Sunday, June 20, 2010

When tears aren't enough

Sometimes I lament the limitations of the English language, and this most often happens when I'm editing. Repetition is the scourge of the writer and part of the game is trying to use as many variations of a word that you can. It becomes a test, how many synonyms you can use with out it becoming obvious or sounding dumb. How much variety can you introduce in a seamless kind of a way.

I recall that in Miss Smilla's Feeling for Snow, by Peter Hoeg, they state that Eskimos have over twenty different words for snow. I would just love twenty different words for the noun I am grappling with right now, but there aren't and it's driving me nutty.

And what is the word causing me so much grief?


Yes, I'm shedding tears over tears.

Yes, you can cry, weep, sob, wail, howl, bawl, snivel, whimper, keen, blubber, or if you're feeling academic, lacrimate, or use a myriad of other words to describe shedding tears. Verbs ain't the problem. It's the noun.

Tear (n) teardrop.

That's the best my thesaurus could come up with. Tears are tears, that's it.



Anonymous said...

Vanda - I empathise. There are some words - and tears is one of them - that really don't have many synonyms. The only word I can come up with is droplet, but that often doesn't work. Sometimes, you just have to go with tears.

J.T. Webster said...

Wipe the moisture from your eyes and sniff discreetly.
It always amazes me that we can edit a chapter in a very short time, then spend hours and hours on one sentence or paragraph.
But we get there in the end. :)
When I read Bound, I'll be looking for the tears.
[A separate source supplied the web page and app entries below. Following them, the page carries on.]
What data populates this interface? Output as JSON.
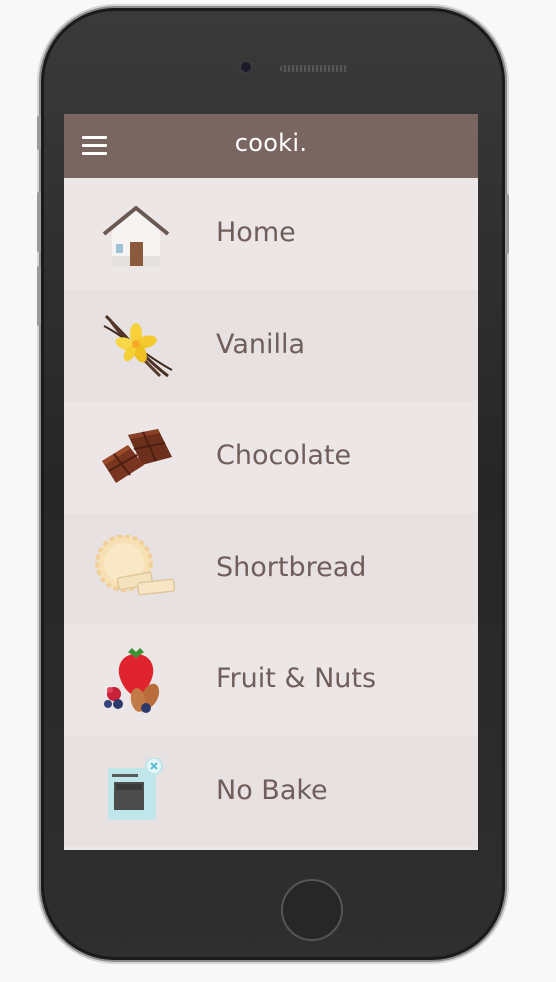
{
  "app": {
    "title": "cooki."
  },
  "menu": {
    "items": [
      {
        "label": "Home",
        "icon": "house-icon"
      },
      {
        "label": "Vanilla",
        "icon": "vanilla-icon"
      },
      {
        "label": "Chocolate",
        "icon": "chocolate-icon"
      },
      {
        "label": "Shortbread",
        "icon": "shortbread-icon"
      },
      {
        "label": "Fruit & Nuts",
        "icon": "fruit-nuts-icon"
      },
      {
        "label": "No Bake",
        "icon": "oven-icon"
      }
    ]
  },
  "colors": {
    "app_bar": "#7a6661",
    "screen_bg": "#ece6e7",
    "row_alt_bg": "#e8e1e2",
    "label_text": "#6f5e59"
  }
}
The Paradoxical Cat said...

Fascinating problem.

Don't forget Rachael King's useful paraphrase of that great piece of advice to the writer: "Don't describe the grief, describe the coffin."

Am I going to need a hanky when I read your next book? xx

Dorte H said...

If you think the English vocabulary is limiting, you should try writing in Danish! You often have 3-7 synonyms when we have ONE word. I have sometimes helped my husband when he had to read an English article on theology. He has almost been in tears when I translate several of your words into the same Danish term.

Mary McCallum said...

I'd go with describing the coffin... for sure... or have her wiping mascara across her face or him sniffing ... I personally don't like too many tears dropping from faces as they don't often seem to do that often in real life...

Vanda, there's a post on my blog that went up Friday 'the joys of bookselling' that mentions a very happy customer who bought your book....